Extracted data entries
>>>

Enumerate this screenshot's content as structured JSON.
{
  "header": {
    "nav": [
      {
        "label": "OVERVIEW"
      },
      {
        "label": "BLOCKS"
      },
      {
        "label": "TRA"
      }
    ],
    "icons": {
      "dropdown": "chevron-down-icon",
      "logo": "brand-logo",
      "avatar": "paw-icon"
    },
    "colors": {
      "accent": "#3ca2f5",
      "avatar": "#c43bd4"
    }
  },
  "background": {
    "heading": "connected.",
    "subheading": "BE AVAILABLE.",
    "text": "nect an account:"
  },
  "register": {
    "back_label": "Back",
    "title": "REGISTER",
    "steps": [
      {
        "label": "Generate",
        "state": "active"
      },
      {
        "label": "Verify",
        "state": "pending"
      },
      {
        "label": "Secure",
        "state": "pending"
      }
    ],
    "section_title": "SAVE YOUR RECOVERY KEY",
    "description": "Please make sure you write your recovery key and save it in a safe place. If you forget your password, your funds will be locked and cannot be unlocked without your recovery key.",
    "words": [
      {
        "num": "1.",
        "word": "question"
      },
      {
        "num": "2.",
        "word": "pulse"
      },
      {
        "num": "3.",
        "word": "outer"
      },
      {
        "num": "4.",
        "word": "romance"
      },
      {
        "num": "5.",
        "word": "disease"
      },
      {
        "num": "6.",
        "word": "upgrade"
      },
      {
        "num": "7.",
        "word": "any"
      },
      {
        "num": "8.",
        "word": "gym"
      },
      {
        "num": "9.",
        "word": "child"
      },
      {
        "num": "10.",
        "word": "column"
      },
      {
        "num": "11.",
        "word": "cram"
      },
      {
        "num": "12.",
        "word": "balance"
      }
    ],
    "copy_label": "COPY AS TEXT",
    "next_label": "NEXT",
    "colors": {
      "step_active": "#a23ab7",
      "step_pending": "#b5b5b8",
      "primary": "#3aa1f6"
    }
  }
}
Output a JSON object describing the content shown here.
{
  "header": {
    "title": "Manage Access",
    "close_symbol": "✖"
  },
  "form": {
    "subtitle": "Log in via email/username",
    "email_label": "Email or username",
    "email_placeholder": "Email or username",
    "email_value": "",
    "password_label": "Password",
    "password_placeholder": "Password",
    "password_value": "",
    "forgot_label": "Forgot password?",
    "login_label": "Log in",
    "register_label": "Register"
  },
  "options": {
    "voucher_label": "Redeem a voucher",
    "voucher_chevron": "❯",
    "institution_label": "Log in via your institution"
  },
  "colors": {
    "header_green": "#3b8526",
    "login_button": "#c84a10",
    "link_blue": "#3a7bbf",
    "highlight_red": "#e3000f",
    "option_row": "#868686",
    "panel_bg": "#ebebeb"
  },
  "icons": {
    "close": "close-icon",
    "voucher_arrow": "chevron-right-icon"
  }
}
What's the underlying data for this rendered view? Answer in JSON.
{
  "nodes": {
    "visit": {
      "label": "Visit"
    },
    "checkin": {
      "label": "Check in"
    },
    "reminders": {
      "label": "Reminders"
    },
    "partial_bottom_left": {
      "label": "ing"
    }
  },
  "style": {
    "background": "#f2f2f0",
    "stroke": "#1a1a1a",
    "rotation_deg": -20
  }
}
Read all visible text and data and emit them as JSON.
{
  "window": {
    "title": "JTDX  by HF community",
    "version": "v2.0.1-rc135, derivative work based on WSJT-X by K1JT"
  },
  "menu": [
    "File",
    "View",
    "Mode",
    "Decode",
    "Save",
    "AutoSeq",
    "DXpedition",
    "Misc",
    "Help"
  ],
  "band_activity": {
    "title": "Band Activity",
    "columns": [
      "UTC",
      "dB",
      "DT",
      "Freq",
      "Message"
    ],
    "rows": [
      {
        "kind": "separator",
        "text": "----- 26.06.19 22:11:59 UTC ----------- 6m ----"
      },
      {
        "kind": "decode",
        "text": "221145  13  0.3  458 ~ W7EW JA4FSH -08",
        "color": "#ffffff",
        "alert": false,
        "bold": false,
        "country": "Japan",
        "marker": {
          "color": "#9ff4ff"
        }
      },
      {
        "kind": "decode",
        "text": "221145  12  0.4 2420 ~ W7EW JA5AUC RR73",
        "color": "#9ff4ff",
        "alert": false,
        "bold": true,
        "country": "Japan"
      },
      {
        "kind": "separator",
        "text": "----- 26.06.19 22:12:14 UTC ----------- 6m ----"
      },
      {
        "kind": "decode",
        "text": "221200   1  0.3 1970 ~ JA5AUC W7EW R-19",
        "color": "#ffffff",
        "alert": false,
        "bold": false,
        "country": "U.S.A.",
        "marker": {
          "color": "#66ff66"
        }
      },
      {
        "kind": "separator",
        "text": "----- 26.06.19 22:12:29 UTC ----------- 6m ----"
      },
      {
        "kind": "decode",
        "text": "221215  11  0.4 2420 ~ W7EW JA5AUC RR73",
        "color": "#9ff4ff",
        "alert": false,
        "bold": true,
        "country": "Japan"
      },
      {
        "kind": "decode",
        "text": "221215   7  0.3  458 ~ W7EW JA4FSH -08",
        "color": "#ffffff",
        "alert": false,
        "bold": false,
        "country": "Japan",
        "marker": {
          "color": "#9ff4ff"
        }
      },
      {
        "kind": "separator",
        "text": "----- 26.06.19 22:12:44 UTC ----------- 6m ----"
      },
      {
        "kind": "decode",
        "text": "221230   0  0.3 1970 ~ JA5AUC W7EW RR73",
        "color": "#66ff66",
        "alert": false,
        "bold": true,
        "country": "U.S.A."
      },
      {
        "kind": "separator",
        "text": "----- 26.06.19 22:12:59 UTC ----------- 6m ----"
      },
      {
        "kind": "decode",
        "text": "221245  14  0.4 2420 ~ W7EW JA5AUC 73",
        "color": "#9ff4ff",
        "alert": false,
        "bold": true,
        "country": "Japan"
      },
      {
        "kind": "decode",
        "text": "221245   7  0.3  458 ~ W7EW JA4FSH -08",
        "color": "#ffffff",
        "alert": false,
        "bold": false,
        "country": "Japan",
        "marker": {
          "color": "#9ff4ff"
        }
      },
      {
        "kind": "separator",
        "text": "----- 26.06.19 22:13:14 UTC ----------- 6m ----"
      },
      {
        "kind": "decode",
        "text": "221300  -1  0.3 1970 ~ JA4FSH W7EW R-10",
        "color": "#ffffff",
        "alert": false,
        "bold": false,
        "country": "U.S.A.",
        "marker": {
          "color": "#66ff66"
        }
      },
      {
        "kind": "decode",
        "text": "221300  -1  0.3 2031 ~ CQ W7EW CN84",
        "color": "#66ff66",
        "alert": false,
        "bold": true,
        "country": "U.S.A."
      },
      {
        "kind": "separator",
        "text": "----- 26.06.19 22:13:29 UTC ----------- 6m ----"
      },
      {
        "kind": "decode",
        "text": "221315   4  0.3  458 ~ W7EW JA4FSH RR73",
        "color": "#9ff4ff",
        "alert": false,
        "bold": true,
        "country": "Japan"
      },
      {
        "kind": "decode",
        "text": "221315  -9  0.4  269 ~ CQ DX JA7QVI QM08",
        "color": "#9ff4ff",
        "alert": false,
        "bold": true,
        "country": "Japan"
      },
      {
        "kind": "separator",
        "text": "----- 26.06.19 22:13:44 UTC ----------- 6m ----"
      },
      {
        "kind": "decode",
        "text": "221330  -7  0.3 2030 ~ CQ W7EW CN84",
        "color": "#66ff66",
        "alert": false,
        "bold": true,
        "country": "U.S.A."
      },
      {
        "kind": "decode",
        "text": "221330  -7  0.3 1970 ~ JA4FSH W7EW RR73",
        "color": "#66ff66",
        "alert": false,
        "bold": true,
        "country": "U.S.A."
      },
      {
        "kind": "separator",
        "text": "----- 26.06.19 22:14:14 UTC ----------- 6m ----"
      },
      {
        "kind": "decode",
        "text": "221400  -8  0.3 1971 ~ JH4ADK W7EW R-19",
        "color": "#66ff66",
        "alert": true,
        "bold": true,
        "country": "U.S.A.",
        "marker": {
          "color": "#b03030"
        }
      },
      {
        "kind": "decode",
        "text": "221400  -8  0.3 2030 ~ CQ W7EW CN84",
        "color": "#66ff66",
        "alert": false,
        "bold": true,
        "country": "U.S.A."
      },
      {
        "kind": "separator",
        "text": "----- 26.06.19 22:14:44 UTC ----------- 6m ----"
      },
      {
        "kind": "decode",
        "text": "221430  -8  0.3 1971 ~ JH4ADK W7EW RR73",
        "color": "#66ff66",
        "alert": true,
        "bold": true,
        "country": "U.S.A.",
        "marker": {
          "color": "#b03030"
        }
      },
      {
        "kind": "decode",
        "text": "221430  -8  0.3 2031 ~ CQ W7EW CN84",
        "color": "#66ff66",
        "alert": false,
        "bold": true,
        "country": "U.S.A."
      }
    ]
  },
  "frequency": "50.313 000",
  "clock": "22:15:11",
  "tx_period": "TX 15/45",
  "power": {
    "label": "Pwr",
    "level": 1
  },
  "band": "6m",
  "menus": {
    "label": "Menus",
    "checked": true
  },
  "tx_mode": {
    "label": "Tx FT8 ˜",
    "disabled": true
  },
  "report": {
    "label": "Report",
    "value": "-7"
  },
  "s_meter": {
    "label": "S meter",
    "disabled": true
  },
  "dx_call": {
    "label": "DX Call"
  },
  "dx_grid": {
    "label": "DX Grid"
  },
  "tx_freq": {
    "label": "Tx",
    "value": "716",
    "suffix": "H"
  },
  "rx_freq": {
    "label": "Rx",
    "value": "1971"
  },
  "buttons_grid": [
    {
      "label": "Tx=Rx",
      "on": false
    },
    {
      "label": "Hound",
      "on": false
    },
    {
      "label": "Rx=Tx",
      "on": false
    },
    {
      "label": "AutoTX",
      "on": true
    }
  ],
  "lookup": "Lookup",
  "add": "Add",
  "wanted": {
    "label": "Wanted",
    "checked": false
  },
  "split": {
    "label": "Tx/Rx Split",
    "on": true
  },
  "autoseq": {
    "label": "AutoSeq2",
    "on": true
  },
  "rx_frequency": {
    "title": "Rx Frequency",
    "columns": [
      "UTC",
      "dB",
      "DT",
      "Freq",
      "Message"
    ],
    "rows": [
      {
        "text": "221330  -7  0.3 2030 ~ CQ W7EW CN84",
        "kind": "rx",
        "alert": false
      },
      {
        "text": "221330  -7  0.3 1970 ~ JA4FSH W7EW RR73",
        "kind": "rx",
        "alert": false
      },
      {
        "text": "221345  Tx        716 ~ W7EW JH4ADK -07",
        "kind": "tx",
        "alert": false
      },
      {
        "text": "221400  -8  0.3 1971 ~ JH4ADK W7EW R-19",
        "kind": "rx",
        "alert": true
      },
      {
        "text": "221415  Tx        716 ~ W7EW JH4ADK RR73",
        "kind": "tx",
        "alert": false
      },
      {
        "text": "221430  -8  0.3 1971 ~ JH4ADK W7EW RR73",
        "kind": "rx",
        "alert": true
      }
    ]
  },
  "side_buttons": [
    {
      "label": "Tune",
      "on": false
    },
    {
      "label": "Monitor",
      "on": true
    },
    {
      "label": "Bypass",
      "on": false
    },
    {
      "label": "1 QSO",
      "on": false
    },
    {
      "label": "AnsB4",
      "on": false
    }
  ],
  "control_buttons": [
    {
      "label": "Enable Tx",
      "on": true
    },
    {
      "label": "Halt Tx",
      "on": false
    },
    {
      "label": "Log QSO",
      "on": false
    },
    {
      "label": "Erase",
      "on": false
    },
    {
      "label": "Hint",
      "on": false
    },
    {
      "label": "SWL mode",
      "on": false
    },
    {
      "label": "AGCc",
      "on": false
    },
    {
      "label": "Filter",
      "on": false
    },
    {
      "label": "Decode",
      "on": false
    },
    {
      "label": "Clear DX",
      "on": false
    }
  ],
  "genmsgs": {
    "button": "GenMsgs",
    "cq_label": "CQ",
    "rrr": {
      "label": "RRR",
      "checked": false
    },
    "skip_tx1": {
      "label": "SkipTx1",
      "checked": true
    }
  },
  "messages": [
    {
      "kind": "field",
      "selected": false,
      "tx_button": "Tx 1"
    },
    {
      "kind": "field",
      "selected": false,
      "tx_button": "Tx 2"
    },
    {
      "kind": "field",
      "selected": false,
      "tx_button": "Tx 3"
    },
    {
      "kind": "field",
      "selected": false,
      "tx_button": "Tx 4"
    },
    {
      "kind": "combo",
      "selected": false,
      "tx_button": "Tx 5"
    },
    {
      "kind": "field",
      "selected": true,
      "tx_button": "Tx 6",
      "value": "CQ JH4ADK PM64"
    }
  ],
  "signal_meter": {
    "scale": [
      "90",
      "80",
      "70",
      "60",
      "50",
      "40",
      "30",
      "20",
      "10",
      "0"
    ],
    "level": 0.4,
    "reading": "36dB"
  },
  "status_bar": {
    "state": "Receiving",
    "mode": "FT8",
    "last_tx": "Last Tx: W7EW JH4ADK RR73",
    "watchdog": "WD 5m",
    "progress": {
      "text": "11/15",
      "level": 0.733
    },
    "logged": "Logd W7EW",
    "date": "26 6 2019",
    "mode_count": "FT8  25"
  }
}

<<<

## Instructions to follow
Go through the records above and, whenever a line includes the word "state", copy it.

## Reply
        "state": "active"
        "state": "pending"
        "state": "pending"
    "state": "Receiving",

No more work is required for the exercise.